See, among the amazing things that Edison was involved in was a company called Edison Studios. If you haven't heard of them, it's probably because they closed their doors in 1918. Considering that before those doors closed over a thousand films were produced by them says something quite noteworthy, I would say.
One of those films was a short horror piece call Frankenstein, said to be the first ever filmic adaptation of Shelley's amazing book. While the film (which clocks in at around 16 minutes) is obviously an abbreviated and heavily extrapolated version of the book, it's no exaggeration to say that the film is really quite brilliant, especially considering the era in which it was released. In fact, this century-old monsterpiece actually has some special effects that would hold up as impressive even TODAY. Believe it!
The screenplay (by J. Searle Dawley, who also directed) first introduces us to Victor Frankenstein (Augustus Phillips) as a hopeful college student, but soon shows us the ambitious (the title cards actually say "evil") scientist he becomes.
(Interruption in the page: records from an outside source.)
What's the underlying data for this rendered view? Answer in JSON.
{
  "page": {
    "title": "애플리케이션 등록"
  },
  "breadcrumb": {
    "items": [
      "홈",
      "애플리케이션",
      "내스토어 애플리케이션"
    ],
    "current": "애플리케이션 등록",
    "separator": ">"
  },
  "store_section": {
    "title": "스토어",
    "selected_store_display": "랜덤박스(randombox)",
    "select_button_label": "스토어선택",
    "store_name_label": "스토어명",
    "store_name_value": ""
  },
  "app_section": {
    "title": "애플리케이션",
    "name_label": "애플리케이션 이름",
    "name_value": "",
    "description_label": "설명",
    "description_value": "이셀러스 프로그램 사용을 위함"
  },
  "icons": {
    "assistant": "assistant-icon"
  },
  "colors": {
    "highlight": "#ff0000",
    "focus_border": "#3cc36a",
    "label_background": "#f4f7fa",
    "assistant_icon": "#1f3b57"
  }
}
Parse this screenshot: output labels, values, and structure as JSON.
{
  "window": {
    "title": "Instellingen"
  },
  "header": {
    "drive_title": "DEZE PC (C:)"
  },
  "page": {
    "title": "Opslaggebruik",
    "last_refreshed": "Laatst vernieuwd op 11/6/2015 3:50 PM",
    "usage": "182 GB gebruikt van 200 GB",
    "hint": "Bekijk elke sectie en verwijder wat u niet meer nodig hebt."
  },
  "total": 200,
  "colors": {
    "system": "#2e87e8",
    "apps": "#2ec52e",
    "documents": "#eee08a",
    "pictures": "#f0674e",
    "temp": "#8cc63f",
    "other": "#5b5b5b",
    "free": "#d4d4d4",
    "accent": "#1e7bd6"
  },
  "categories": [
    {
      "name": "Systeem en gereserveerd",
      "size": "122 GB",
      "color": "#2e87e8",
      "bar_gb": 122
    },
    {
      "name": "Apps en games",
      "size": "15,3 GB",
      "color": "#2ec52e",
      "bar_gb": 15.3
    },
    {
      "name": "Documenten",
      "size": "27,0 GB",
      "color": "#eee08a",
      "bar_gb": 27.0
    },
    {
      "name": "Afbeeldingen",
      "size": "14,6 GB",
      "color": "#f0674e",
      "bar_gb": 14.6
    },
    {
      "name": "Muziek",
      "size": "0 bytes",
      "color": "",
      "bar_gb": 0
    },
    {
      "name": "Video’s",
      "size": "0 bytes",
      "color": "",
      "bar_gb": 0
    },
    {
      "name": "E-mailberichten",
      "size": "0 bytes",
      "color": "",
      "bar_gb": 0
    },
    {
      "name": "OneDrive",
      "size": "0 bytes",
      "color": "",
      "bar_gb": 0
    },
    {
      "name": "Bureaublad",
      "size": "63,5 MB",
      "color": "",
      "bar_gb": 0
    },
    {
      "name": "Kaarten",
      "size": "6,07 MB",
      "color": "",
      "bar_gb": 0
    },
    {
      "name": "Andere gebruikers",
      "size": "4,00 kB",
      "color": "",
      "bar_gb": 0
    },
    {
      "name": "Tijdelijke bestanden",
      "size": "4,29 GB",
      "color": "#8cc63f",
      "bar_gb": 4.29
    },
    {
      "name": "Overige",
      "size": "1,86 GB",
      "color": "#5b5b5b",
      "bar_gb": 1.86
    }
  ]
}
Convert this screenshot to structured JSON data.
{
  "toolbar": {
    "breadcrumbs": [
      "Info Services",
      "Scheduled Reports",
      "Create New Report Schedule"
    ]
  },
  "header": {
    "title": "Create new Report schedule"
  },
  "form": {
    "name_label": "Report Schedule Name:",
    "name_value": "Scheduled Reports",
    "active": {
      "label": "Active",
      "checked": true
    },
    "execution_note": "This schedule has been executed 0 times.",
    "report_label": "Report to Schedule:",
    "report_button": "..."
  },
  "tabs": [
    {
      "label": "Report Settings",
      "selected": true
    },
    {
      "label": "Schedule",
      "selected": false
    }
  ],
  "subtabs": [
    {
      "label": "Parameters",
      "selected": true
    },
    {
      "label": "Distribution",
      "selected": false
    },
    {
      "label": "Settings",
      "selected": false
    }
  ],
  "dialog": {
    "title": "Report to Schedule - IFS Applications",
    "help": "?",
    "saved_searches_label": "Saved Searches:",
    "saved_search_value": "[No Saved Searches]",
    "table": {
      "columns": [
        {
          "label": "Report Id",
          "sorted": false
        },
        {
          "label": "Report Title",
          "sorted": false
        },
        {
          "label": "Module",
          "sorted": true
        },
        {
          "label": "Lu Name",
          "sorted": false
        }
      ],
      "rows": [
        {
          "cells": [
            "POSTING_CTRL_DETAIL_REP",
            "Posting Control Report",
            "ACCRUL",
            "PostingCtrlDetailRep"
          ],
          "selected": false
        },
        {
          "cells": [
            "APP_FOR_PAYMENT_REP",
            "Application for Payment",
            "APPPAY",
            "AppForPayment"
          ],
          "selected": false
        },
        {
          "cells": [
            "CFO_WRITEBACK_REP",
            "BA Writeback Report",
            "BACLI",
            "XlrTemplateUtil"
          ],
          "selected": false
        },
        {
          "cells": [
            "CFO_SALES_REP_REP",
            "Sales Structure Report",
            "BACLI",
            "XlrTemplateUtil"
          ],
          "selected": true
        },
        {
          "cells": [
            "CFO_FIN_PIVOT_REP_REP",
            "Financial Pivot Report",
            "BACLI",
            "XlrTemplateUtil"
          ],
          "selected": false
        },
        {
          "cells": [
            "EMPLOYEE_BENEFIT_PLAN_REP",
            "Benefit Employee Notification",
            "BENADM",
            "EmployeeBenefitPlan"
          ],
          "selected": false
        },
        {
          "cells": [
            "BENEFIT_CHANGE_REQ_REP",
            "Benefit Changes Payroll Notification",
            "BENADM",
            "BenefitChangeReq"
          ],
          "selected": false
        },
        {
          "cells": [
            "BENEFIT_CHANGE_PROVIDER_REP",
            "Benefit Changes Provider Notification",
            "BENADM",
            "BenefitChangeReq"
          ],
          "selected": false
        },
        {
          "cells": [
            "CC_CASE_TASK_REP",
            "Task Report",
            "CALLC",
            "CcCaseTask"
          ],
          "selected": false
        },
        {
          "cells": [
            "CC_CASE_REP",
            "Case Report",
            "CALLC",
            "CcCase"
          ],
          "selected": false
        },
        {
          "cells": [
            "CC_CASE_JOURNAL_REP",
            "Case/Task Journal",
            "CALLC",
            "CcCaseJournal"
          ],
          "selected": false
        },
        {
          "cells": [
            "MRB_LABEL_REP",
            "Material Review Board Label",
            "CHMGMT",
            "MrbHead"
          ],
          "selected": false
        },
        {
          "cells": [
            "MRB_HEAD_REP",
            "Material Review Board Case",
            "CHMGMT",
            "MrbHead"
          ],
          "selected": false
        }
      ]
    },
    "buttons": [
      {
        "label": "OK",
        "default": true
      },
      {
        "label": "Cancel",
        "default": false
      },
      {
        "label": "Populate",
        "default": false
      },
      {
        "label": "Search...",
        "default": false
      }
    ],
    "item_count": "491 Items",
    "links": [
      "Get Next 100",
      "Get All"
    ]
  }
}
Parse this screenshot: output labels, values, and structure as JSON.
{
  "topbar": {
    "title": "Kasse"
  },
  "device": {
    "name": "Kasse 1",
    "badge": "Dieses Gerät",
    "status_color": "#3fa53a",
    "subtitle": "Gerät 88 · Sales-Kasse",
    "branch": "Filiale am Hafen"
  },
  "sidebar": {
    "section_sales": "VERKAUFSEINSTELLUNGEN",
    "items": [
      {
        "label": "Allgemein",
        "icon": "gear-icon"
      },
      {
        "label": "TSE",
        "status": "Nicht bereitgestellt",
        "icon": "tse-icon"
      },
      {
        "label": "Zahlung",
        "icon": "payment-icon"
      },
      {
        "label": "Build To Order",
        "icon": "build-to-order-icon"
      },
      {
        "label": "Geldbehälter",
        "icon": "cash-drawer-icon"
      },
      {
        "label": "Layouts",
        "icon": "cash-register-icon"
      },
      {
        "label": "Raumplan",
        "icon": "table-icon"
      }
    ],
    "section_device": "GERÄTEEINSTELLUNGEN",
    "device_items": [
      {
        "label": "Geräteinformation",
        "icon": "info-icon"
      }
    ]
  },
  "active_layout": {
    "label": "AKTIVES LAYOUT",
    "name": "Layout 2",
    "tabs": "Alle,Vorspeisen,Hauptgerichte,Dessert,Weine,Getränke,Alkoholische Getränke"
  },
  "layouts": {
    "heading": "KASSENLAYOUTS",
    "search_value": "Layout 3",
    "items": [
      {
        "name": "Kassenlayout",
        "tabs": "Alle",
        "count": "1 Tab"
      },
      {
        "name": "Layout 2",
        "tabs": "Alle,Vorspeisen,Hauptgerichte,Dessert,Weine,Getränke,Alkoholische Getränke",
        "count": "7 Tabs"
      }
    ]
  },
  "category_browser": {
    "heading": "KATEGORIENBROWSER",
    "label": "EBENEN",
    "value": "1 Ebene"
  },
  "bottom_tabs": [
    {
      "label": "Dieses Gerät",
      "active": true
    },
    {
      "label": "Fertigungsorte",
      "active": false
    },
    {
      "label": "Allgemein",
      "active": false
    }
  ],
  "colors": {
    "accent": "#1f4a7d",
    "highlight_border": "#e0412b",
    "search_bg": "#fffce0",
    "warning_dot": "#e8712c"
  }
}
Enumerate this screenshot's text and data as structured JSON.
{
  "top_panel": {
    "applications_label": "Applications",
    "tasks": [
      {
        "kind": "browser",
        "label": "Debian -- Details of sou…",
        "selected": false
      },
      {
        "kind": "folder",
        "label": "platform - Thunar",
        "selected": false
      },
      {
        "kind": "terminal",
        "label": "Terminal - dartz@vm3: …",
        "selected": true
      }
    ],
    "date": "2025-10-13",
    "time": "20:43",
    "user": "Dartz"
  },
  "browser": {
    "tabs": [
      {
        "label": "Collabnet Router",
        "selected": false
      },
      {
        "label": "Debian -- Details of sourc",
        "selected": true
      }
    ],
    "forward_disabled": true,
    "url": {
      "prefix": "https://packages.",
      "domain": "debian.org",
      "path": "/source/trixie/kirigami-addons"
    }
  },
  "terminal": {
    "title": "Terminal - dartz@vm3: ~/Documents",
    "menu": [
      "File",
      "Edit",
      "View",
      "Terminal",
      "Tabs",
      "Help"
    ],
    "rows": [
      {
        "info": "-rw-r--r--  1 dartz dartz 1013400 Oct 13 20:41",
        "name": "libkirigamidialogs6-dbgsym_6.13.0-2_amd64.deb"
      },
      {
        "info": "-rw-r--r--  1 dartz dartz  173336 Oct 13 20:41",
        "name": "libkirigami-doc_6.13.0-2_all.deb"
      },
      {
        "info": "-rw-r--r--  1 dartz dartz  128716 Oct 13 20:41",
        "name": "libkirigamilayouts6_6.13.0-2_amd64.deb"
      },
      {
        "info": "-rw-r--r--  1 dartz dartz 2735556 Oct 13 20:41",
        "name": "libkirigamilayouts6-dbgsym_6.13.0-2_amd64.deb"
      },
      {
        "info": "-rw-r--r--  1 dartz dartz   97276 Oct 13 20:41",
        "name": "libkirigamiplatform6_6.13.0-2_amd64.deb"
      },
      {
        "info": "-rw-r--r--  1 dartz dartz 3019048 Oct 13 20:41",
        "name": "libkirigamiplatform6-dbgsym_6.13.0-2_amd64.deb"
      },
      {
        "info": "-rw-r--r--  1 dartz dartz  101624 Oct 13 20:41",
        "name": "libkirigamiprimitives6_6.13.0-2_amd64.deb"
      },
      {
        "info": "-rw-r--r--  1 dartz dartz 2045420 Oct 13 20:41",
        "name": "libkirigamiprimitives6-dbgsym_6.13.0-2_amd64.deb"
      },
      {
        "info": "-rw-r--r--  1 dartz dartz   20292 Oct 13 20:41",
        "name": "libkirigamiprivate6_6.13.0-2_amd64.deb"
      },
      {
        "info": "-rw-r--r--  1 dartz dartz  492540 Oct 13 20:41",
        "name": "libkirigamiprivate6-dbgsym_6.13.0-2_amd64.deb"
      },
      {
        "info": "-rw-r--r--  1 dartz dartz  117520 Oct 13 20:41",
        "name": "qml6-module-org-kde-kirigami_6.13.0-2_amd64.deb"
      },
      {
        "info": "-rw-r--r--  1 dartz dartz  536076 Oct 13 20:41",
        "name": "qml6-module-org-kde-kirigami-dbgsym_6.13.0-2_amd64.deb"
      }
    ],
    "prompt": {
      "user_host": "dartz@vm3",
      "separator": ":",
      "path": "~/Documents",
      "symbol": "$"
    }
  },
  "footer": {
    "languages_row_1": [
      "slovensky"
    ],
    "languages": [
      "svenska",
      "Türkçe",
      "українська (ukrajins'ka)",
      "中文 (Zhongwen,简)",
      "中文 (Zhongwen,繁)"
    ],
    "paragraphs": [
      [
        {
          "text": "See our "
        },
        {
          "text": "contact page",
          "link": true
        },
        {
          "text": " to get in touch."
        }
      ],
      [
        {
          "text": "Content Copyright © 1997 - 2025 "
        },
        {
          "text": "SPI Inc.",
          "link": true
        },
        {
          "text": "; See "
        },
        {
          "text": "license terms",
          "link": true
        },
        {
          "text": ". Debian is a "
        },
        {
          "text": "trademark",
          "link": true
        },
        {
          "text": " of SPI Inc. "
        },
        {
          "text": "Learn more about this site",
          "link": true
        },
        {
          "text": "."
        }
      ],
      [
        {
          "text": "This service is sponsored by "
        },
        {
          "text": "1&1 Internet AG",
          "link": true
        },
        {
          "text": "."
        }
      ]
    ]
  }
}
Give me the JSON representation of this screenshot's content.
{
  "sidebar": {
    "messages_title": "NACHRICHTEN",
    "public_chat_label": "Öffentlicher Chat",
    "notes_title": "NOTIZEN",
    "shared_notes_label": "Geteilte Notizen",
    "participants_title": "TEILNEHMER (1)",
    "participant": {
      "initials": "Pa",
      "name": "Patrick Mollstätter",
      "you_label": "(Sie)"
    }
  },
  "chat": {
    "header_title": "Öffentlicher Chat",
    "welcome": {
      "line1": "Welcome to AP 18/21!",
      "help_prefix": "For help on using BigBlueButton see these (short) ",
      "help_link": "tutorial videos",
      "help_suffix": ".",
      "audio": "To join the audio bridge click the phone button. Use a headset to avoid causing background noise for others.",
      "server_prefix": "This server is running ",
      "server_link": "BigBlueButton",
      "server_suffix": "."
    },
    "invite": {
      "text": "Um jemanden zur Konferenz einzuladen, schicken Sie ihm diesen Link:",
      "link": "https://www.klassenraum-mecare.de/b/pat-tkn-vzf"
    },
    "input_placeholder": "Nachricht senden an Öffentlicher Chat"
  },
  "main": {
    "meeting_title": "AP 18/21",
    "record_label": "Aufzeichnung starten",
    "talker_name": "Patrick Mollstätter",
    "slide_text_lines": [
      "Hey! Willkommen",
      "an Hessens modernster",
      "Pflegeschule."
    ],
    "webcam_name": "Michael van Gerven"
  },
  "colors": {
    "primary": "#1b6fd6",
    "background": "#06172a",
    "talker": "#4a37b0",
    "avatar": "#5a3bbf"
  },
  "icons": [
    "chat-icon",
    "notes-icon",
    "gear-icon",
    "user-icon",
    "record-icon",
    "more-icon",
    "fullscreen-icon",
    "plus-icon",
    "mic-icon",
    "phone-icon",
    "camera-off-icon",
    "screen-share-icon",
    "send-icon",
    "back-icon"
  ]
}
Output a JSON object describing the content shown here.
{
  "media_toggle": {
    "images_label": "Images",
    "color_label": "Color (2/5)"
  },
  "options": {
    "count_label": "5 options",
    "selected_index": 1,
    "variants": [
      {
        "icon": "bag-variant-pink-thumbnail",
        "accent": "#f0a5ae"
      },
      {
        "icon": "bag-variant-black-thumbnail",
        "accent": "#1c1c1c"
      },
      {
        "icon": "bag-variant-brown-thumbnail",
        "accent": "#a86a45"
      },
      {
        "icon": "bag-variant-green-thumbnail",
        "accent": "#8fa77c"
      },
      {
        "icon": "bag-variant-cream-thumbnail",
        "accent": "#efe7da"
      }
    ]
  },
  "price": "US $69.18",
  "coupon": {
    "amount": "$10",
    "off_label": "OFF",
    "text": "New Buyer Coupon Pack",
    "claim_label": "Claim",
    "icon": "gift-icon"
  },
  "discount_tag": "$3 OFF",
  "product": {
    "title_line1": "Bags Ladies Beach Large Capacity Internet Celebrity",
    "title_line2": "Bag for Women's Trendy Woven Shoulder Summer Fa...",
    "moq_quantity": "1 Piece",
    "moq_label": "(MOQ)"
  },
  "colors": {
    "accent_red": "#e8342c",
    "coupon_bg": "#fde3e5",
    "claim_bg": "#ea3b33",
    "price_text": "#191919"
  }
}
Soon Victor is writing to his FiancÚe Elizabeth (Mary Fuller) that he will marry her, just as soon as he's completed his master project of creating life... what he believes to be the "perfect" human being.
This is where the jumpy, scratchy, once lost film goes from mere artifact to sheer spectacle! Unlike many adaptations of the novel, Frankenstein (1910) shows us the Monster being created, layer by layer by layer in a special chamber that Dr. Frankenstein built. This is truly something to see and, in spite of its simplicity, the effect is amazing to see. The uncredited effects team created a lifelike doppelganger for The Monster and burned it in a chamber, filming every second as layer by layer melted and burned away to the bones and then to nothing. That footage was then played backwards to show the monster growing from a heap of ingredients, resolving its bones together and growing layer upon layer of flesh until he was fully formed. Yes, it's still impressive. See for yourself.
After springing to life, our Monster (played by Charles Ogle, who created his own makeup effects) presents himself to his Father, only to be greeted with horror. The experiment to create the perfect human being had failed.
Much of the remainder of this short film follows what we know of the Frankenstein story and with a film this short, it would be hard to push too far forward without giving away some spoilers that, quite simply, must be seen, not read about. (You can watch the full film on this page, so feel free to make your own decisions). I will say that the ending of this film is unique and not common among Frankenstein adaptations. It also has at least one more moment of quality trick photography that enhances the finale beautifully.
While it's true that there are certain conceits that must be granted to any film this old, once one puts themselves into the time this was made, it's easy to feel the excitement, horror and surprise that audiences of the time surely felt with each new scene. Further, the effects of the time (such as black and white film stock tinted different colors for different moods) may seem foreign and possibly even accidental today, but when one looks at the absolutely groundbreaking special effects in the creation scene as well as that impressive finale, it's not much of a stretch to say that there were very few accidents involved in this film. We're talking Effects work that even Melies himself could tip the old French Hat to!
One of the more refreshing things about 1910's Frankenstein is that the film rarely falls into the same trappings of wild overacting (though some major expressiveness is there) or silly comedy to keep the film going. Dawley set out to write and direct a dramatic horror film and that's just what we get out of Frankenstein. There is no slapstick or over-the-top pantomime used here to dilute the final product, just a strong, serious attempt at a scary movie with impressive results that hold up today.
For years it was believed that Frankenstein was a lost film. Luckily a collector in Wisconsin (who had no idea what he had on his hands) came forth a few decades ago and reintroduced this film to the world. That is a great thing, because Frankenstein is a great thing, worthy of Four and One Half Stars out of Five! That may seem surprising considering some of the less-than-visible parts of this film and some of the same silent film standards of the bygone times, but take note of the amazing things that the old Edison Manufacturing Company came up with 99 years ago (at the time of this writing) and see just why Frankenstein remains a marvel! See you in the next light-bulb-lit reel!
I created these reviews in my own special chamber of...
Okay, Okay, Okay, I was sitting up in bed with a laptop.
Click here for more reviews anyway, my sweet!